The myriad scenarios in which such limitations should be imposed would fill volumes, but Tesla’s Fleet Learning must be capable of correlating historical weather, light levels, and sun placement with disengagements, driver inputs, and accidents.

Expect to see a lot more Fleet Learning data integration—if not in Autopilot 8, then in interim updates. That’s the whole point of Fleet Learning, and where Tesla has an advantage. For now.

Geo-Fencing

This one also seems obvious, probably because it’s kin with number three. The highway on which Joshua Brown’s accident occurred had perpendicular access roads lacking 4-way lights or stop signs. Would capping Autopilot’s speed on that road have saved Brown’s life? Maybe not, but it certainly wouldn’t have hurt his chances of survival, and if Brown had been forced to take the wheel because he personally felt the need to speed, he’d have been more likely to avoid the accident.

Likewise, Autopilot isn’t intended to work in Manhattan traffic, so why should it be possible to engage it within our snarled grid system? I consider myself a bit of an expert on Autopilot. Really, I love it, but that just means I know more about its limitations than the usual critics, most of whom have somewhere between zero and one hour behind the wheel.

Until Autopilot sees lights and signs, it shouldn’t be possible to use it in Manhattan unless you’re on the FDR Drive or the West Side Highway north of 57th street. For the record, I did the entire FDR Drive last week on Autopilot, in traffic, with only two disengagements. It was brilliant. (Video coming soon.)

Anywhere there’s a happy Tesla owner, there’s an area they know Autopilot shouldn’t be used, at least right now. Let’s see some more Fleet Learning applied, maybe specifically toward new owners.

Ooops, I think I just opened a can of worms. Well, here’s a bigger one:

Speed Limits

I have no problem with Autopilot operating up to the speed limit.
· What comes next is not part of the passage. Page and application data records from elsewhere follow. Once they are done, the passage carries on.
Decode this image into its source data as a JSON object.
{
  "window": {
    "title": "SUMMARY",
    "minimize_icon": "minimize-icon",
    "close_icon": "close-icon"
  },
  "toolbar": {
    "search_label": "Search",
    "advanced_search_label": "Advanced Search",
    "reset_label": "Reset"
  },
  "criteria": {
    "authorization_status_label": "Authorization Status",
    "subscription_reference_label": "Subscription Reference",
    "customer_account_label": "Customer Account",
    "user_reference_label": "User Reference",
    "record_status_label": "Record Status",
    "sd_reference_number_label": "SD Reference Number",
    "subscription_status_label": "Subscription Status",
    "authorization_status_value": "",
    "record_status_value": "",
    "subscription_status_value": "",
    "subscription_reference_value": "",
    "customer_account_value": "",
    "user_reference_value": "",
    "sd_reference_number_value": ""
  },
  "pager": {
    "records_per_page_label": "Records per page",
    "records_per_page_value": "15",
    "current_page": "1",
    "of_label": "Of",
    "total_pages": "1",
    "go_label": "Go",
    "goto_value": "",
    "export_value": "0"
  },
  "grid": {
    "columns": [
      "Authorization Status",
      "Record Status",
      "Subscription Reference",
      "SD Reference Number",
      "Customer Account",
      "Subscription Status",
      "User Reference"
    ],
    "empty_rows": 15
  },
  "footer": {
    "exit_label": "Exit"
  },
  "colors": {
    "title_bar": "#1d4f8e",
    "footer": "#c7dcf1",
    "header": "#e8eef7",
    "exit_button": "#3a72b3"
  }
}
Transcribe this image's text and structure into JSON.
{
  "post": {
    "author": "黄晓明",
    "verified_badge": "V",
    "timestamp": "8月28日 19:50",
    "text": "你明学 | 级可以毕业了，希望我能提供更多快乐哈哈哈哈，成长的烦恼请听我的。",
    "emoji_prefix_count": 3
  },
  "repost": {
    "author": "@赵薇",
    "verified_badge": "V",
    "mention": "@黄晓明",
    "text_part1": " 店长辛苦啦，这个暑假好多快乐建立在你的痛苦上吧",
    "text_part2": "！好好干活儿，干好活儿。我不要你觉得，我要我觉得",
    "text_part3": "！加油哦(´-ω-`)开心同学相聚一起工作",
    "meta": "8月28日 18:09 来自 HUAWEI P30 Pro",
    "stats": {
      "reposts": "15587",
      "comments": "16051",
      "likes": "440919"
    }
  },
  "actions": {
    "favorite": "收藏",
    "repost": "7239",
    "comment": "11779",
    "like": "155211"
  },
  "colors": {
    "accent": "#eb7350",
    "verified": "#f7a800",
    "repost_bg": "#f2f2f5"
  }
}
Due to the artificially low limits in many areas and the ubiquity of traffic flowing 5-10mph over the limit, Autopilot should have a variance capable of matching traffic flow—but only in the presence of such traffic. (Google’s Level 4 logic will allegedly have such a variance.) If no such traffic is present, Autopilot should be limited to the local speed limit.

Is Tesla’s current sensor suite capable of detecting traffic flow for this purpose? At the speeds we're talking about, not to the rear. The feasibility and logic of this deserves its own article, but something must be done to balance out the convenience of Autopilot with safely staying in the flow of traffic.

I say all of this as a huge fan of Autopilot, and Musk’s efforts to advance this technology. Better that Musk should address this than the government.

And the odds of my being right are about...

Let's say fifty-fifty. Guessing is the fun part. I can’t wait to see you in the comments.

Alex Roy is an Editor-at-Large for The Drive, author of The Driver, set the 2007 Transcontinental “Cannonball Run” Record in 31 hours & 4 minutes, and many other records that have yet to be announced. You may follow him on Facebook, Twitter and Instagram.